◆ Stored data entries
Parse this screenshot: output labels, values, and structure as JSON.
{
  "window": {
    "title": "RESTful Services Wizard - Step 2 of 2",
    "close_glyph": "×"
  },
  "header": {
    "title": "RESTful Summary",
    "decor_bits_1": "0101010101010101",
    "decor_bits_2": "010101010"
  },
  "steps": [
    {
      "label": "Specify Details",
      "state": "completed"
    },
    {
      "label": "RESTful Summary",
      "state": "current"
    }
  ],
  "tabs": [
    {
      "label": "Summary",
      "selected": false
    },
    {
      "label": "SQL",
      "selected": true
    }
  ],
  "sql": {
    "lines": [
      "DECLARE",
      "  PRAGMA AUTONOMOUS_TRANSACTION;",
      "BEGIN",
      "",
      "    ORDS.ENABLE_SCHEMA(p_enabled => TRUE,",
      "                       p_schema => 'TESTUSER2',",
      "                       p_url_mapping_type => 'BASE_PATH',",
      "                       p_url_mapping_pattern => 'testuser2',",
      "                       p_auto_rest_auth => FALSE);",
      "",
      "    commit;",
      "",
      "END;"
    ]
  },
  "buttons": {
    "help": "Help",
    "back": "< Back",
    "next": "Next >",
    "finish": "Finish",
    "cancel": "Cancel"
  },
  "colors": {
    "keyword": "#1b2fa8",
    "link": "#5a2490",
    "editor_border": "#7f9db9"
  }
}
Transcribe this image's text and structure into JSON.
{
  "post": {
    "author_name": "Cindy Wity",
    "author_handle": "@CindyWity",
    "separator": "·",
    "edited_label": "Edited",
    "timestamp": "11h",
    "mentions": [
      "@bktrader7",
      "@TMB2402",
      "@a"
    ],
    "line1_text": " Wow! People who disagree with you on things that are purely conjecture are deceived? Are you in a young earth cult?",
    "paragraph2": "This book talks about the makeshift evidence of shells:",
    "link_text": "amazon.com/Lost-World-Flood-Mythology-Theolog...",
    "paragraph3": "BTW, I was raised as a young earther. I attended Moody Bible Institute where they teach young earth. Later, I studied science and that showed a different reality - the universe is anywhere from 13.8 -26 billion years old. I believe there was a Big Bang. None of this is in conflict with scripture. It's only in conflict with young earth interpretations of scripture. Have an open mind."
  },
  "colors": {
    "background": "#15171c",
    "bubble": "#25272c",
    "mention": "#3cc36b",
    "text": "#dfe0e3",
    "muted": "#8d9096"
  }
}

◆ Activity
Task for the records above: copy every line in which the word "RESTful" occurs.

◆ Answer
    "title": "RESTful Services Wizard - Step 2 of 2",
    "title": "RESTful Summary",
      "label": "RESTful Summary",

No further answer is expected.